Collected data entries:
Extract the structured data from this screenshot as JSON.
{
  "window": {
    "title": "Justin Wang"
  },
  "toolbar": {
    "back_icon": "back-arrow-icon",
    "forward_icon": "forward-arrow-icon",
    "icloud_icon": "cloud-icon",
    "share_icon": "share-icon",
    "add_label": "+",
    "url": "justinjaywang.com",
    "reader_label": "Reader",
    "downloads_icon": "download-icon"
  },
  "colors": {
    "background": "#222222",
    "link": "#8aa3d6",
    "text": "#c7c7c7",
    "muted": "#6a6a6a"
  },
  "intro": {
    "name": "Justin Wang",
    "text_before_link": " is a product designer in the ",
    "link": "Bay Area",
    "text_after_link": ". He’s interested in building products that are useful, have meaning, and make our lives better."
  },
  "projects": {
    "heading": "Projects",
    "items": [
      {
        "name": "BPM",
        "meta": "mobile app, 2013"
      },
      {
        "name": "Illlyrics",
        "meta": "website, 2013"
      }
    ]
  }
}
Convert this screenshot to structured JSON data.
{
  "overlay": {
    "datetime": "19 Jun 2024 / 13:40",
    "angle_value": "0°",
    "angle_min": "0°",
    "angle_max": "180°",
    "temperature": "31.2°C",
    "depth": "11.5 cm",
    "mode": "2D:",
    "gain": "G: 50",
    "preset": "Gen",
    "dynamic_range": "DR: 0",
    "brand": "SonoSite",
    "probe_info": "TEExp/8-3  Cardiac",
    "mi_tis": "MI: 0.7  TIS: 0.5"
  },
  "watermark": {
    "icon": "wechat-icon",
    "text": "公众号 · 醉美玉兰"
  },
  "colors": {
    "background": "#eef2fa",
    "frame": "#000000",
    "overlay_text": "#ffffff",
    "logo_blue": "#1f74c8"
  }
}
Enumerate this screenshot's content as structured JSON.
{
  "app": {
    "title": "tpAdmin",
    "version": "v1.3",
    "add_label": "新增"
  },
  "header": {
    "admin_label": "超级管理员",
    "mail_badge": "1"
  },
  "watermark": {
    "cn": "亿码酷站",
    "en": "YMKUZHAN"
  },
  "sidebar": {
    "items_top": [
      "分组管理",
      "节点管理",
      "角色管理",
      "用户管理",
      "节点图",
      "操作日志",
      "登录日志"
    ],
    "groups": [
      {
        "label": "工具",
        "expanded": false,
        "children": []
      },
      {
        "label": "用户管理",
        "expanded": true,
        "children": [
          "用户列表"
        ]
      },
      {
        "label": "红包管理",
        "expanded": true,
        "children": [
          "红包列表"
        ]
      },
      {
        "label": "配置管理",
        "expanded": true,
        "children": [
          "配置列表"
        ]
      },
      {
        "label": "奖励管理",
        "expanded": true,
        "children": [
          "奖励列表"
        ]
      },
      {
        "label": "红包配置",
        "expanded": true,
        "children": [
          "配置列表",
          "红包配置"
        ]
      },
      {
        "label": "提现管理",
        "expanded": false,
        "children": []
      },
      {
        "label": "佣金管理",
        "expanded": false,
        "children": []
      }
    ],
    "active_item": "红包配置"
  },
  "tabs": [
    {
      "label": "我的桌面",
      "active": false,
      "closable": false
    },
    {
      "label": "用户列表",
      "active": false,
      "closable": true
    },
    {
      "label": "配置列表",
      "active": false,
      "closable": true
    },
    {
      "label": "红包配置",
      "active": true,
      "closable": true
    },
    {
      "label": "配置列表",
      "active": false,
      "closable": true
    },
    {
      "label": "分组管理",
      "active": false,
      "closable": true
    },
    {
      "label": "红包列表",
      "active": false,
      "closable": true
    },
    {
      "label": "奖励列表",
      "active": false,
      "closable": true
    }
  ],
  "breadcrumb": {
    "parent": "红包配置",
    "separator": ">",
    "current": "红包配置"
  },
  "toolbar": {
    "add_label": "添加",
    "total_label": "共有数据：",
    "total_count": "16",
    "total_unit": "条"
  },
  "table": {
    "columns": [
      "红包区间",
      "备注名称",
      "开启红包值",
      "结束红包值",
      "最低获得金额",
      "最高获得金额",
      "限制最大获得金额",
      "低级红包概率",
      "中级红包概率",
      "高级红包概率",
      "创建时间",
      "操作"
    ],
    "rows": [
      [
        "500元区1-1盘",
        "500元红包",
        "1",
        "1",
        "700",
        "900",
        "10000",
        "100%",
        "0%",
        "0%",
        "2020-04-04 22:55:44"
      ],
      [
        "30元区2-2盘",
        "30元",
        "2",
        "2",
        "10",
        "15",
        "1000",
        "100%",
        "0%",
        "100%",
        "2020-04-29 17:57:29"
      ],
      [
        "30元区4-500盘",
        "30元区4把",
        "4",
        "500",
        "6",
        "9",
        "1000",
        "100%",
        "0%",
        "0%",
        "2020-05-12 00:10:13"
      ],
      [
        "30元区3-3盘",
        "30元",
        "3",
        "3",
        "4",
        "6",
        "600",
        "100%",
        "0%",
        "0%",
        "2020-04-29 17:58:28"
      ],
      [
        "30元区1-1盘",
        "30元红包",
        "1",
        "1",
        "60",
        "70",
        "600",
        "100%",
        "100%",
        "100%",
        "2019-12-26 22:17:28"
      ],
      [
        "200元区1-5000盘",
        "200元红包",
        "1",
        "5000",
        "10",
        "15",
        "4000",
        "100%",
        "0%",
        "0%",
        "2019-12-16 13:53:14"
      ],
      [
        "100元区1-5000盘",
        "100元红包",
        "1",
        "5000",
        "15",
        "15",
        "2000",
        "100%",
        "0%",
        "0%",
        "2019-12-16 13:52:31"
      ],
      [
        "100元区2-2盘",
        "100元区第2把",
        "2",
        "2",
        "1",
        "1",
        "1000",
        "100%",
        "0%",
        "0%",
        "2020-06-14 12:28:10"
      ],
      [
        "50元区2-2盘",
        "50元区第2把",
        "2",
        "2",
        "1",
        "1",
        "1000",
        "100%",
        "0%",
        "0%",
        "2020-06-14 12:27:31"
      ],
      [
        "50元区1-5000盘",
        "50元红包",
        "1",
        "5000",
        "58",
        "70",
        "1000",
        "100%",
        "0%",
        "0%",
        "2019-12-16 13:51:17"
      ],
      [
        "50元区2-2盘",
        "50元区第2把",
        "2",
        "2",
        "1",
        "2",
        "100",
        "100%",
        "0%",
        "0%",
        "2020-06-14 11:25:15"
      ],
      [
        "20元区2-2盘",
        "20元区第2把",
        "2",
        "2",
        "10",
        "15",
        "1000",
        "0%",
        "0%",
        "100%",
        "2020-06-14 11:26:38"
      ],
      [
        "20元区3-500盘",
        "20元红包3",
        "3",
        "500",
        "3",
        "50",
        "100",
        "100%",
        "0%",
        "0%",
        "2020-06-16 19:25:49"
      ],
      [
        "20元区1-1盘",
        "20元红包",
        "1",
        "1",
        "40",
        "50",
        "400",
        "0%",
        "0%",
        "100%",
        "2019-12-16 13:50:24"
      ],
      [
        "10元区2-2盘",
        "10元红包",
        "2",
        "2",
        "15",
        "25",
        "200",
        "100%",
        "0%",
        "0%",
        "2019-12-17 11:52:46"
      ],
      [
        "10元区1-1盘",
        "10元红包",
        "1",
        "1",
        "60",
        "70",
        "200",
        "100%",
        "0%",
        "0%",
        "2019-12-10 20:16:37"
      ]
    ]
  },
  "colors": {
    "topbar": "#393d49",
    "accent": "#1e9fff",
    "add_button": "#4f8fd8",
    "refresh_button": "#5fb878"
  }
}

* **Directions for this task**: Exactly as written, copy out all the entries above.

* **Response to this exercise**:
Extract the structured data from this screenshot as JSON.
{
  "window": {
    "title": "Justin Wang"
  },
  "toolbar": {
    "back_icon": "back-arrow-icon",
    "forward_icon": "forward-arrow-icon",
    "icloud_icon": "cloud-icon",
    "share_icon": "share-icon",
    "add_label": "+",
    "url": "justinjaywang.com",
    "reader_label": "Reader",
    "downloads_icon": "download-icon"
  },
  "colors": {
    "background": "#222222",
    "link": "#8aa3d6",
    "text": "#c7c7c7",
    "muted": "#6a6a6a"
  },
  "intro": {
    "name": "Justin Wang",
    "text_before_link": " is a product designer in the ",
    "link": "Bay Area",
    "text_after_link": ". He’s interested in building products that are useful, have meaning, and make our lives better."
  },
  "projects": {
    "heading": "Projects",
    "items": [
      {
        "name": "BPM",
        "meta": "mobile app, 2013"
      },
      {
        "name": "Illlyrics",
        "meta": "website, 2013"
      }
    ]
  }
}
Convert this screenshot to structured JSON data.
{
  "overlay": {
    "datetime": "19 Jun 2024 / 13:40",
    "angle_value": "0°",
    "angle_min": "0°",
    "angle_max": "180°",
    "temperature": "31.2°C",
    "depth": "11.5 cm",
    "mode": "2D:",
    "gain": "G: 50",
    "preset": "Gen",
    "dynamic_range": "DR: 0",
    "brand": "SonoSite",
    "probe_info": "TEExp/8-3  Cardiac",
    "mi_tis": "MI: 0.7  TIS: 0.5"
  },
  "watermark": {
    "icon": "wechat-icon",
    "text": "公众号 · 醉美玉兰"
  },
  "colors": {
    "background": "#eef2fa",
    "frame": "#000000",
    "overlay_text": "#ffffff",
    "logo_blue": "#1f74c8"
  }
}
Enumerate this screenshot's content as structured JSON.
{
  "app": {
    "title": "tpAdmin",
    "version": "v1.3",
    "add_label": "新增"
  },
  "header": {
    "admin_label": "超级管理员",
    "mail_badge": "1"
  },
  "watermark": {
    "cn": "亿码酷站",
    "en": "YMKUZHAN"
  },
  "sidebar": {
    "items_top": [
      "分组管理",
      "节点管理",
      "角色管理",
      "用户管理",
      "节点图",
      "操作日志",
      "登录日志"
    ],
    "groups": [
      {
        "label": "工具",
        "expanded": false,
        "children": []
      },
      {
        "label": "用户管理",
        "expanded": true,
        "children": [
          "用户列表"
        ]
      },
      {
        "label": "红包管理",
        "expanded": true,
        "children": [
          "红包列表"
        ]
      },
      {
        "label": "配置管理",
        "expanded": true,
        "children": [
          "配置列表"
        ]
      },
      {
        "label": "奖励管理",
        "expanded": true,
        "children": [
          "奖励列表"
        ]
      },
      {
        "label": "红包配置",
        "expanded": true,
        "children": [
          "配置列表",
          "红包配置"
        ]
      },
      {
        "label": "提现管理",
        "expanded": false,
        "children": []
      },
      {
        "label": "佣金管理",
        "expanded": false,
        "children": []
      }
    ],
    "active_item": "红包配置"
  },
  "tabs": [
    {
      "label": "我的桌面",
      "active": false,
      "closable": false
    },
    {
      "label": "用户列表",
      "active": false,
      "closable": true
    },
    {
      "label": "配置列表",
      "active": false,
      "closable": true
    },
    {
      "label": "红包配置",
      "active": true,
      "closable": true
    },
    {
      "label": "配置列表",
      "active": false,
      "closable": true
    },
    {
      "label": "分组管理",
      "active": false,
      "closable": true
    },
    {
      "label": "红包列表",
      "active": false,
      "closable": true
    },
    {
      "label": "奖励列表",
      "active": false,
      "closable": true
    }
  ],
  "breadcrumb": {
    "parent": "红包配置",
    "separator": ">",
    "current": "红包配置"
  },
  "toolbar": {
    "add_label": "添加",
    "total_label": "共有数据：",
    "total_count": "16",
    "total_unit": "条"
  },
  "table": {
    "columns": [
      "红包区间",
      "备注名称",
      "开启红包值",
      "结束红包值",
      "最低获得金额",
      "最高获得金额",
      "限制最大获得金额",
      "低级红包概率",
      "中级红包概率",
      "高级红包概率",
      "创建时间",
      "操作"
    ],
    "rows": [
      [
        "500元区1-1盘",
        "500元红包",
        "1",
        "1",
        "700",
        "900",
        "10000",
        "100%",
        "0%",
        "0%",
        "2020-04-04 22:55:44"
      ],
      [
        "30元区2-2盘",
        "30元",
        "2",
        "2",
        "10",
        "15",
        "1000",
        "100%",
        "0%",
        "100%",
        "2020-04-29 17:57:29"
      ],
      [
        "30元区4-500盘",
        "30元区4把",
        "4",
        "500",
        "6",
        "9",
        "1000",
        "100%",
        "0%",
        "0%",
        "2020-05-12 00:10:13"
      ],
      [
        "30元区3-3盘",
        "30元",
        "3",
        "3",
        "4",
        "6",
        "600",
        "100%",
        "0%",
        "0%",
        "2020-04-29 17:58:28"
      ],
      [
        "30元区1-1盘",
        "30元红包",
        "1",
        "1",
        "60",
        "70",
        "600",
        "100%",
        "100%",
        "100%",
        "2019-12-26 22:17:28"
      ],
      [
        "200元区1-5000盘",
        "200元红包",
        "1",
        "5000",
        "10",
        "15",
        "4000",
        "100%",
        "0%",
        "0%",
        "2019-12-16 13:53:14"
      ],
      [
        "100元区1-5000盘",
        "100元红包",
        "1",
        "5000",
        "15",
        "15",
        "2000",
        "100%",
        "0%",
        "0%",
        "2019-12-16 13:52:31"
      ],
      [
        "100元区2-2盘",
        "100元区第2把",
        "2",
        "2",
        "1",
        "1",
        "1000",
        "100%",
        "0%",
        "0%",
        "2020-06-14 12:28:10"
      ],
      [
        "50元区2-2盘",
        "50元区第2把",
        "2",
        "2",
        "1",
        "1",
        "1000",
        "100%",
        "0%",
        "0%",
        "2020-06-14 12:27:31"
      ],
      [
        "50元区1-5000盘",
        "50元红包",
        "1",
        "5000",
        "58",
        "70",
        "1000",
        "100%",
        "0%",
        "0%",
        "2019-12-16 13:51:17"
      ],
      [
        "50元区2-2盘",
        "50元区第2把",
        "2",
        "2",
        "1",
        "2",
        "100",
        "100%",
        "0%",
        "0%",
        "2020-06-14 11:25:15"
      ],
      [
        "20元区2-2盘",
        "20元区第2把",
        "2",
        "2",
        "10",
        "15",
        "1000",
        "0%",
        "0%",
        "100%",
        "2020-06-14 11:26:38"
      ],
      [
        "20元区3-500盘",
        "20元红包3",
        "3",
        "500",
        "3",
        "50",
        "100",
        "100%",
        "0%",
        "0%",
        "2020-06-16 19:25:49"
      ],
      [
        "20元区1-1盘",
        "20元红包",
        "1",
        "1",
        "40",
        "50",
        "400",
        "0%",
        "0%",
        "100%",
        "2019-12-16 13:50:24"
      ],
      [
        "10元区2-2盘",
        "10元红包",
        "2",
        "2",
        "15",
        "25",
        "200",
        "100%",
        "0%",
        "0%",
        "2019-12-17 11:52:46"
      ],
      [
        "10元区1-1盘",
        "10元红包",
        "1",
        "1",
        "60",
        "70",
        "200",
        "100%",
        "0%",
        "0%",
        "2019-12-10 20:16:37"
      ]
    ]
  },
  "colors": {
    "topbar": "#393d49",
    "accent": "#1e9fff",
    "add_button": "#4f8fd8",
    "refresh_button": "#5fb878"
  }
}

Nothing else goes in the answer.